Garlic is the edible bulb from a plant in the lily family. It has been used as both a medicine and a spice for thousands of years.
How is Garlic usually used?
Garlic cloves can be eaten raw or cooked. They may also be dried or powdered and used in tablets and capsules. Raw garlic cloves can be used to make oils and liquid extracts.
What is Garlic used for?
Garlic's most common uses as a dietary supplement are for high cholesterol, heart disease, and high blood pressure.
Garlic is also used to prevent certain types of cancer, including stomach and colon cancers.
Your health care provider may have recommended this product for other conditions.
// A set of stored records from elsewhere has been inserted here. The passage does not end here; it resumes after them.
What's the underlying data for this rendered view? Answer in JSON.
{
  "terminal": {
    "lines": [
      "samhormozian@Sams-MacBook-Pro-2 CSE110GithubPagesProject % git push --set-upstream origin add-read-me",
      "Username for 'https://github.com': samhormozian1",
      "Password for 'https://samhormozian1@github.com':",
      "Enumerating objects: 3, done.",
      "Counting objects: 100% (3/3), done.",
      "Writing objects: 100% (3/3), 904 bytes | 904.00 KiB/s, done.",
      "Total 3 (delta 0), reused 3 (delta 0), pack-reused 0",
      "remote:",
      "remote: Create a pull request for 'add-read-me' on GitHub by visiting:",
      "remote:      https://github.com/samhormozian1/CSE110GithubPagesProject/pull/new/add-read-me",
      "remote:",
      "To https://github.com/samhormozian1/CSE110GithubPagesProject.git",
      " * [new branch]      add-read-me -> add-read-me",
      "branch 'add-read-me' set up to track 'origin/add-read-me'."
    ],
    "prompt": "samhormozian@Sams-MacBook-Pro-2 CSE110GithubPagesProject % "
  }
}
Contact a health care provider if you have questions.
What else should I be aware of?
Some evidence indicates that taking garlic can slightly lower blood cholesterol levels; studies have shown positive effects for short-term (1 to 3 months) use. However, an NCCAM-funded study on the safety and effectiveness of three garlic preparations (fresh garlic, dried powdered garlic tablets, and aged garlic extract tablets) for lowering blood cholesterol levels found no effect.
Preliminary research suggests that taking garlic may slow the development of atherosclerosis (hardening of the arteries), a condition that can lead to heart disease or stroke.
Evidence is mixed on whether taking garlic may slightly lower blood pressure, particularly in people with high blood pressure.
Some studies suggest consuming garlic as a regular part of the diet may lower the risk of certain cancers. However, no clinical trials have examined this. A clinical trial on the long-term use of garlic supplements to prevent stomach cancer found no effect.
Recent NCCAM-funded research includes studies on how garlic interacts with certain drugs; its effects on liver function and the dilation and constriction of blood vessels; and the bioavailability (how well a substance is absorbed by the body) of allicin, the main active compound of garlic.
Garlic appears to be safe for most adults.
Side effects include breath and body odor, heartburn, upset stomach, and allergic reactions. These side effects are more common with raw garlic.
Garlic can thin the blood (reduce the ability of blood to clot) in a manner similar to aspirin. This effect may be a problem during or after surgery. Use garlic with caution if you are planning to have surgery or dental work, or if you have a bleeding disorder.
Garlic has been found to interfere with the effectiveness of saquinavir, a drug used to treat HIV infection. Its effect on other drugs has not been well studied.
Before taking any new medications, including natural health products, speak to your physician, pharmacist, or other health care provider. Tell your health care provider about any natural health products you may be taking.
National Center for Complementary and Alternative Medicine (NCCAM). Herbs at a Glance. Garlic. http://nccam.nih.gov/health/garlic/ataglance.htm